Source: Supermarket & Retailer
The National Credit Act (NCA) prohibits a credit provider from charging any fees or charges not listed in section 101 of the act. One of the permitted charges is a “service fee”. Regulations under the act cap this fee at R60 a month, unless an exemption applies.
So, is it legal for banks to charge credit card account holders a “card fee” or a “credit facility fee” over and above a monthly service fee? If not, why has the National Credit Regulator (NCR) done nothing to stop banks from doing so?
At the beginning of last year, Standard Bank started levying a “card fee” on anyone who has a standalone credit card, which is one that is not offered as part of an account with a bundle of transactions for a set fee.
The bank said the fee was to cover the costs of “the administration and maintenance of all the value-added services and features” associated with the credit card.
At the time, Nthupang Magolego, a senior legal adviser at the NCR, said the act provided a “closed list” of fees that a credit provider was allowed to charge under a credit agreement, and a card fee was not one of them.
She said the regulator would “investigate and take appropriate action” if an illegal fee was being charged.
More than a year later, the regulator will not say whether or not it investigated the issue. It has ignored requests for comment.
All of the big five banks are now charging either a card fee or a credit facility fee on some or all of their credit cards.
Ethel Nyembe, the head of card issuing at Standard Bank, also wouldn’t answer questions relating to an investigation by the regulator into the bank’s credit card fees.
Credit cards provide access to certain lifestyle offerings such as access to airport lounges and cinemas.
Customers who don’t want these benefits can use alternative credit offerings such as personal loans, overdrafts and certain credit cards from which such offerings are removed, says Nyembe.
Cilliers Kriel, CEO of the credit card division at FNB, says the bank’s credit card is more than a credit facility. It’s also a “financial services product”.
“The credit card account is a financial services product as defined in the Financial Advisory and Intermediary Services Act which can be used to make deposits, withdrawals, earn credit interest, make payments either by swiping at merchants or by debit order.
“The credit facility gives the customer the option to borrow, up to an agreed limit . The credit facility is attached to and maintained in association with the credit card account.”
Absa and Nedbank also separate the charges on the card account from those charged for a credit facility.
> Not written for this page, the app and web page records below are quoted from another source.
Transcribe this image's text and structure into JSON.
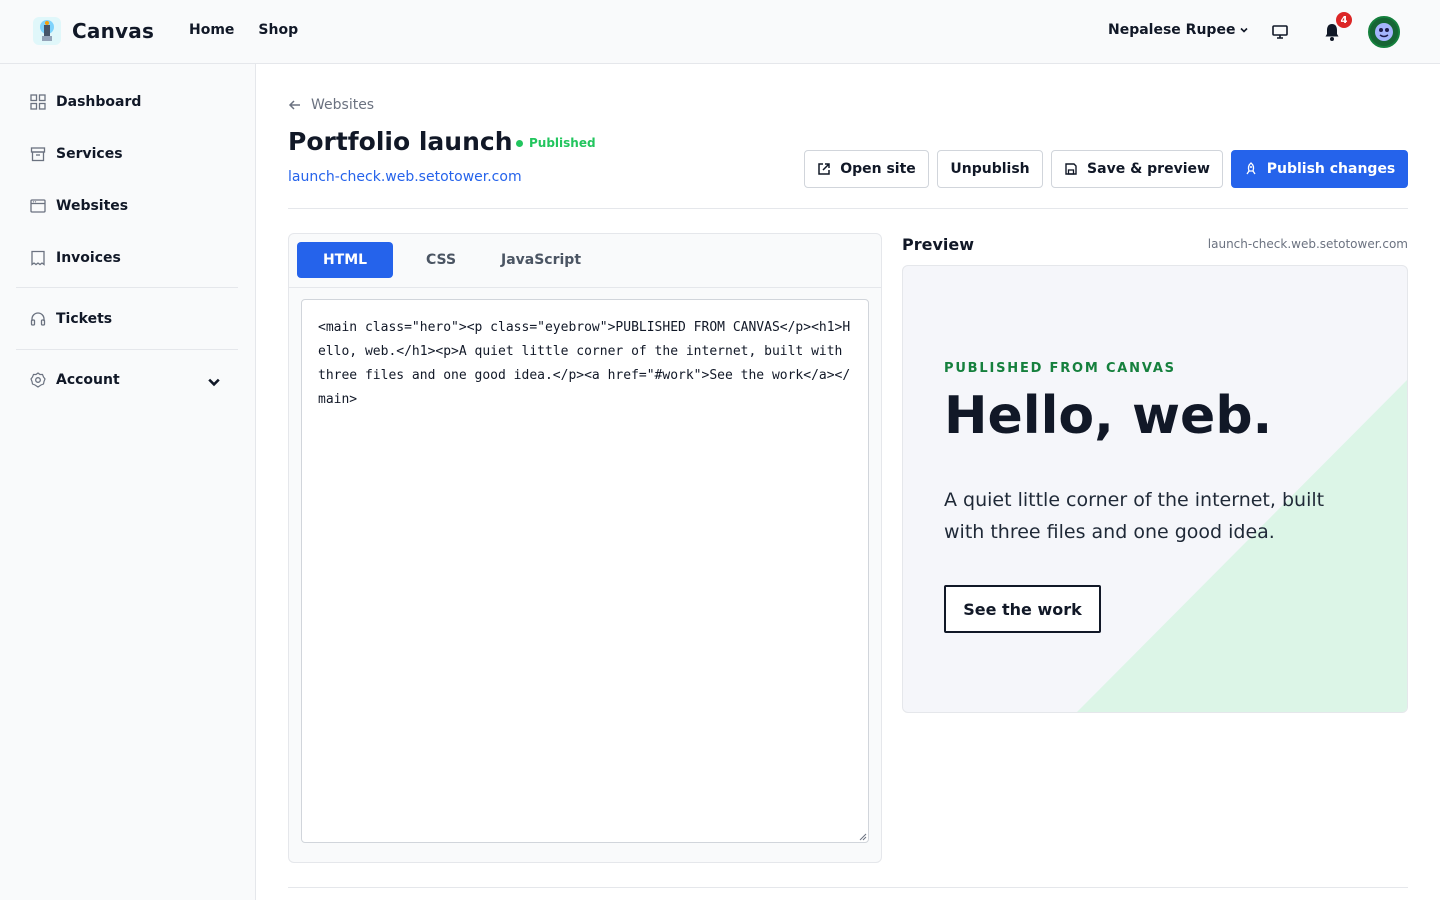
{
  "app": {
    "name": "Canvas"
  },
  "topnav": {
    "home": "Home",
    "shop": "Shop"
  },
  "header": {
    "currency": "Nepalese Rupee",
    "notification_count": "4"
  },
  "sidebar": {
    "items": [
      {
        "label": "Dashboard",
        "icon": "grid-icon"
      },
      {
        "label": "Services",
        "icon": "box-icon"
      },
      {
        "label": "Websites",
        "icon": "browser-icon"
      },
      {
        "label": "Invoices",
        "icon": "receipt-icon"
      },
      {
        "label": "Tickets",
        "icon": "headset-icon"
      },
      {
        "label": "Account",
        "icon": "gear-icon"
      }
    ]
  },
  "page": {
    "back_label": "Websites",
    "title": "Portfolio launch",
    "status": "Published",
    "url": "launch-check.web.setotower.com"
  },
  "actions": {
    "open_site": "Open site",
    "unpublish": "Unpublish",
    "save_preview": "Save & preview",
    "publish": "Publish changes"
  },
  "editor": {
    "tabs": [
      "HTML",
      "CSS",
      "JavaScript"
    ],
    "active_tab": "HTML",
    "code": "<main class=\"hero\"><p class=\"eyebrow\">PUBLISHED FROM CANVAS</p><h1>Hello, web.</h1><p>A quiet little corner of the internet, built with three files and one good idea.</p><a href=\"#work\">See the work</a></main>"
  },
  "preview": {
    "label": "Preview",
    "url": "launch-check.web.setotower.com",
    "eyebrow": "PUBLISHED FROM CANVAS",
    "title": "Hello, web.",
    "text": "A quiet little corner of the internet, built with three files and one good idea.",
    "link": "See the work"
  },
  "colors": {
    "accent": "#2563eb",
    "success": "#22c55e",
    "badge": "#dc2626",
    "preview_accent": "#15803d",
    "preview_deco": "#dcf5e7"
  }
}
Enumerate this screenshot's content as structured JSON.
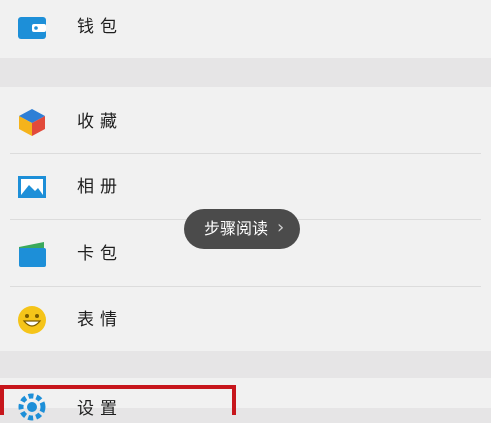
{
  "menu_items": [
    {
      "label": "钱包",
      "icon": "wallet-icon"
    },
    {
      "label": "收藏",
      "icon": "favorites-cube-icon"
    },
    {
      "label": "相册",
      "icon": "album-picture-icon"
    },
    {
      "label": "卡包",
      "icon": "card-wallet-icon"
    },
    {
      "label": "表情",
      "icon": "emoji-smile-icon"
    },
    {
      "label": "设置",
      "icon": "gear-icon"
    }
  ],
  "toast": {
    "text": "步骤阅读",
    "chevron": "›"
  },
  "colors": {
    "highlight": "#c7161c",
    "toast_bg": "#4b4b4b"
  }
}
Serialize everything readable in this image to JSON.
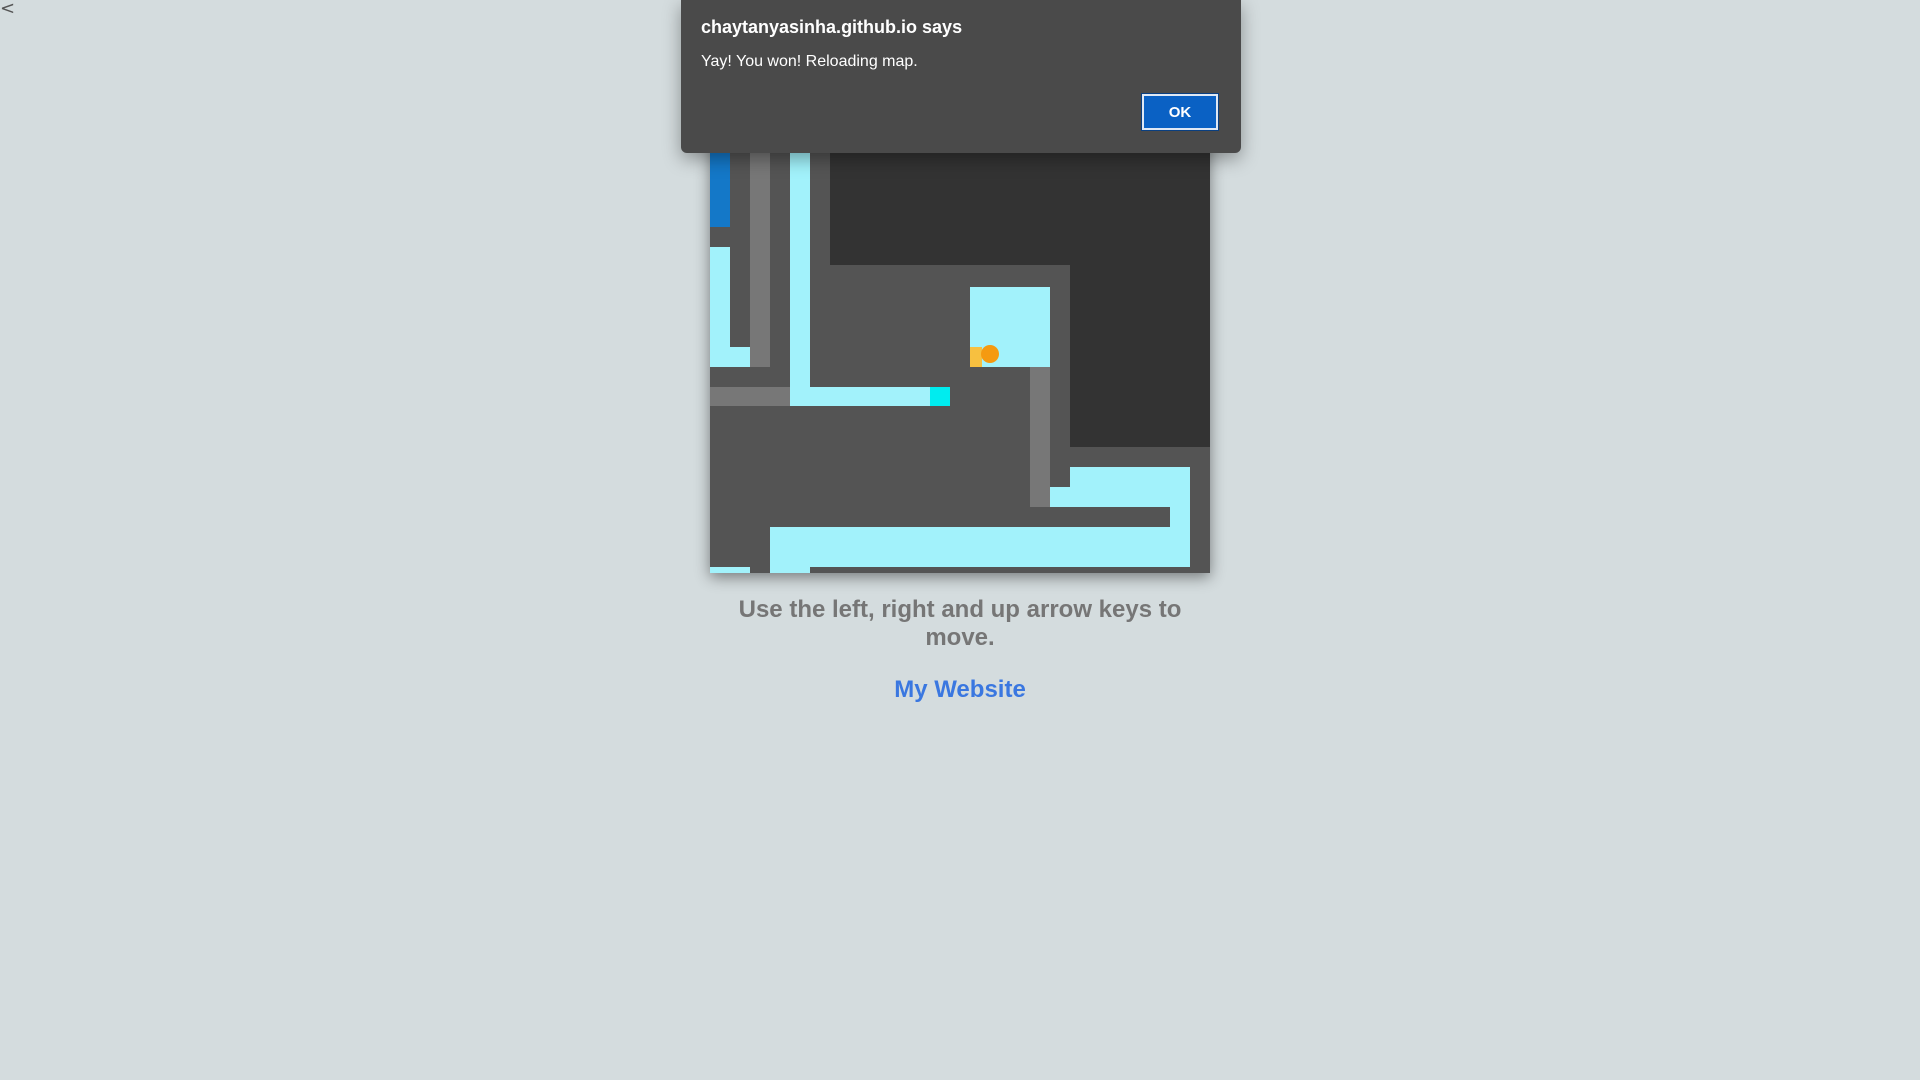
{
  "page": {
    "back_glyph": "<",
    "instructions": "Use the left, right and up arrow keys to move.",
    "link_label": "My Website"
  },
  "dialog": {
    "title": "chaytanyasinha.github.io says",
    "message": "Yay! You won! Reloading map.",
    "ok_label": "OK"
  },
  "game": {
    "colors": {
      "background": "#545454",
      "dark_zone": "#333333",
      "wall": "#777777",
      "path": "#a2f2fb",
      "goal": "#00ecef",
      "start": "#1478c8",
      "player": "#f59a10",
      "player_trail": "#f7c040"
    }
  }
}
The NCA permits a credit provider to charge fees relating to the financial services agreement or account beyond those listed in the act for a credit agreement, says Kriel.
But Trudie Broekmann, an attorney who specialises in consumer law, says the act does not define a “financial services account”, so it’s not clear what the lawmakers intended by this.
Only if they intended to include a credit card account in the definition can the banks rely on the exemption and charge more than the R60-a-month service fee, she says.
In her opinion, the section of the act that treats the credit facility and the financial services account as separate components was drafted with an overdraft facility linked to a cheque or current account in mind. With an overdraft facility, it’s clear the credit facility (the overdraft) is secondary to the financial services account (the cheque/current account) and so regarding the two as separate components does not appear to be misplaced, she says.
“In the case of a credit card account, however, the credit facility and the financial services account are one and the same and it seems artificial to regard the account and the facility as separate components subject to separate service charges.”
No-one opens a credit card account without a credit facility and the primary function of a credit card account is to provide access to the credit facility, she says.
Treating them as separate components and charging you for each is like a supermarket charging you separately for an egg shell, egg white and egg yolk, she says.
Broekmann says it can be argued that the banks are in breach of the act when they charge you more than R60 a month on your credit card.
“This contention should be tested and I would be eager to represent a group of credit card holders . in taking the complaint to the National Consumer Tribunal to reach clarity on this aspect.”